Normally, a 40 percent increase in property taxes would send most taxpayers through the roof. But that’s a bargain for Braham taxpayers in comparison to their preliminary taxation notices that proposed a 2023 property tax increase of 144 percent for some homeowners, jacking up the taxes on a $200,000 property from $1,441 to $3,529 overnight.
Soon after the Braham City Council approved the preliminary huge hike in September, city hall began feeling the heat. Not surprisingly, tensions ran high at a city meeting documented by the County News Review a few weeks later.
“I am on a fixed income and we’ve already been hit with about $4,000 a year in inflation. That means my dollar will buy $4,000 less this year than it did last year,” [Braham resident Bob] Danson said.
“My Social Security will not go up enough to cover this (property tax increase). We can only stand so much and then, I’m out, and I like it here. … I’d appreciate it if you guys can keep that in mind, because I know there are a bunch of us in town that are on a fixed income.”

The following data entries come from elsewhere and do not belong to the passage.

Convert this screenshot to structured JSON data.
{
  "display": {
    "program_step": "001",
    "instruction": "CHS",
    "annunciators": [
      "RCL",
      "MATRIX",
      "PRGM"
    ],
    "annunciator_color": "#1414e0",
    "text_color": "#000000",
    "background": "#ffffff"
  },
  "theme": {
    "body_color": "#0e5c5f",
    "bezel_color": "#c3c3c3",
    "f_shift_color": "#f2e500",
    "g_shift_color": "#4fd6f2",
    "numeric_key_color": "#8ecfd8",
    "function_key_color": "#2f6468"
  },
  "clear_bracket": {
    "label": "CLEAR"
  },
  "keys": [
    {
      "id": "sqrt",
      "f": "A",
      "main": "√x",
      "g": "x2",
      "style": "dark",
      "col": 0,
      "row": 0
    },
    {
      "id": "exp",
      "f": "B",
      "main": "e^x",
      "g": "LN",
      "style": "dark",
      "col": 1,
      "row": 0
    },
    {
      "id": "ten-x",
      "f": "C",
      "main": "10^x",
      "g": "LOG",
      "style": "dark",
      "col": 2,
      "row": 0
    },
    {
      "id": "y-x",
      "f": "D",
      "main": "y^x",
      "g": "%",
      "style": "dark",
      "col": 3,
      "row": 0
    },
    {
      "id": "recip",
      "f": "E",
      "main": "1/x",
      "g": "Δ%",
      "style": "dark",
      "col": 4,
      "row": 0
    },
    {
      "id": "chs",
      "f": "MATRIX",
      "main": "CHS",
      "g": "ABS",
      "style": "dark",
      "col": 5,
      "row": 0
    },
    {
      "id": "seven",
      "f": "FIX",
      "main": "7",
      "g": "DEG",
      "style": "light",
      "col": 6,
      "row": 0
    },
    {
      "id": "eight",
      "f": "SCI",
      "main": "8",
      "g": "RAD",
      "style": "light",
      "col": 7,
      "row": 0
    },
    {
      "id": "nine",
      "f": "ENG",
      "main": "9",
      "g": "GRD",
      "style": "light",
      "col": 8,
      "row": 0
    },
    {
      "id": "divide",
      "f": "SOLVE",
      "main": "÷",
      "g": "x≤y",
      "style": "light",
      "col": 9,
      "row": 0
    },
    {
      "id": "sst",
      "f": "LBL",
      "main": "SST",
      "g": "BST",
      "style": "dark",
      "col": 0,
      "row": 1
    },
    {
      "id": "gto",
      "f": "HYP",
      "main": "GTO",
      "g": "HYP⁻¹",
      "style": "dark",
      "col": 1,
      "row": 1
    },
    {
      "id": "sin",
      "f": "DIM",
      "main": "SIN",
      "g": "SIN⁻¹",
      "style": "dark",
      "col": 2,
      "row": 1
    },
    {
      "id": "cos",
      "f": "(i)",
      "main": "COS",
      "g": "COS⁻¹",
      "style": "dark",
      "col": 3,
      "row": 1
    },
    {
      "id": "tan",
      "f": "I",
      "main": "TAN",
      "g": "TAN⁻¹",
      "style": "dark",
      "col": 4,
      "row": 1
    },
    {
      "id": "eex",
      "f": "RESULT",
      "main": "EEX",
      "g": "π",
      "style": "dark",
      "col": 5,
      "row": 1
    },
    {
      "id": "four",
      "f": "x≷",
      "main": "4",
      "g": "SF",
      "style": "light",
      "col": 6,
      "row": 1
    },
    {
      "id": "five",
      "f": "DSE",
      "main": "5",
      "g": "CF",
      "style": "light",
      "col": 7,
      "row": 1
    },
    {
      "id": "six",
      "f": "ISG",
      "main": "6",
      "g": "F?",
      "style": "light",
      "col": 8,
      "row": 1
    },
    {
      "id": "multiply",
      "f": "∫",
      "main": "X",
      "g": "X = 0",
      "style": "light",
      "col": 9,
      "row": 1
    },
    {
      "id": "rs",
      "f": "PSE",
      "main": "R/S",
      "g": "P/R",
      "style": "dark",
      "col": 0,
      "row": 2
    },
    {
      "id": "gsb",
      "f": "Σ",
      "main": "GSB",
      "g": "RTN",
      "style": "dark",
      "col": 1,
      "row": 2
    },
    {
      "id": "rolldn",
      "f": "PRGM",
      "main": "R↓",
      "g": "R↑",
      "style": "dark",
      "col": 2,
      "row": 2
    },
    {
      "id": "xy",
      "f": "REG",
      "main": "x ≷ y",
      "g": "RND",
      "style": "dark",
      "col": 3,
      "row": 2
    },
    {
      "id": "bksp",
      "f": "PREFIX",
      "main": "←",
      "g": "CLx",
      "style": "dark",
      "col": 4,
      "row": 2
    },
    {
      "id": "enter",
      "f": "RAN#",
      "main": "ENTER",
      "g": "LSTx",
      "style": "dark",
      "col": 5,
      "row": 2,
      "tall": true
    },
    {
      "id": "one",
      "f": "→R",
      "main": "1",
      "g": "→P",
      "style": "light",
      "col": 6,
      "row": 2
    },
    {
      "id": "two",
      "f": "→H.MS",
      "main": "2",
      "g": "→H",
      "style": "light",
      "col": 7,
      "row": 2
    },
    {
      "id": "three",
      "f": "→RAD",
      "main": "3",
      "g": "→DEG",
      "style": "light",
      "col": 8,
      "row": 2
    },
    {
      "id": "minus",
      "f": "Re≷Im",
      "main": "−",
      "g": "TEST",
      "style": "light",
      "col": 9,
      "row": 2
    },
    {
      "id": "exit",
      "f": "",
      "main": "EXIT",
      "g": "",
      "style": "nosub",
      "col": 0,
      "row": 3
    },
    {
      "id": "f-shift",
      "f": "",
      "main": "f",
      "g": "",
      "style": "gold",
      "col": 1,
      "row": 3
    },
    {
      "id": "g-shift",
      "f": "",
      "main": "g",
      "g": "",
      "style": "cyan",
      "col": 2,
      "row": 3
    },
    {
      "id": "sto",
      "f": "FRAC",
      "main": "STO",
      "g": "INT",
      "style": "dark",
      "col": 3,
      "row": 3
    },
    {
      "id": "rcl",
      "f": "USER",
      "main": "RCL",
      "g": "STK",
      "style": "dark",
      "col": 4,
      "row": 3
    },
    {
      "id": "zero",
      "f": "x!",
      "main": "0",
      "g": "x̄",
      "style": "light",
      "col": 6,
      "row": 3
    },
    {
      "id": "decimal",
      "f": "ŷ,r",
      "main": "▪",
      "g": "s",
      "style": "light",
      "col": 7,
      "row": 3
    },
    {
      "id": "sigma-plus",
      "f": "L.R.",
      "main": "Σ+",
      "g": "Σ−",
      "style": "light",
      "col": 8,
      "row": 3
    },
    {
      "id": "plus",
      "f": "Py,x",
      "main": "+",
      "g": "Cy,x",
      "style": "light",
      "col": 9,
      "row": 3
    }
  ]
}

One reason behind the tax levy hike? A 50 percent higher city budget, following three straight years of budget overruns that significantly reduced the city’s budget reserve.
After residents spoke, Council Member Seth Zeltinger expressed his thoughts as to where the city stands now, compared to his job at Frandsen Bank & Trust.
“What I see here is if the bank were ran the way the city had been ran a couple years ago, I wouldn’t have a job,” he said. “If we were 40% over our budget — I don’t think we can ask all of that to the taxpayers. I think we need to take a deep, deep look at every line item on this budget and do right by the people that voted us up here.”
City officials went back to the drawing board, cutting costs and putting new initiatives on hold. They held a town hall meeting to announce a reduction of the proposed increase to about 40 percent, posting the update on the city website.
Since the preliminary tax levy was adopted in September, the Council has worked to reduce the preliminary lax levy through budget reductions and the identification of revenue sources not included in the preliminary levy amount…
The new proposed property tax levy for the city of Braham is an approximate 40 percent levy increase over 2022. This is primarily due to cost increases for the City in the areas of gas, diesel, health insurance, maintenance materials, etc. Other factors involved in your property taxes is the valuation of your property which is set by the Isanti County Assessor’s Office. The City is not able to make adjustments to your valuation; this can only be handled by Isanti County.
The Braham City Council expects to approve the new tax levy and budget at a truth-in-taxation meeting next week. But WCCO-TV says many residents continue to question why their property taxes will still soar next year.
“I want some answers. I want to know why there’s such a huge increase for a small town like that,” said Thoreen. “We are going to have to cut back on a lot of things. Camping. Going out to eat. A few other activities.”
Braham isn’t alone when it comes to higher taxes, but that’s no comfort to Kitty Haley. A life-long resident, she said she will now have to watch her budget a little more closely.
“I’m gonna have to adapt to try and pay everything off,” said Haley. “It’s a nice place to live. It was. We don’t know if we’re gonna want to stay around anymore if they have the taxes that high.”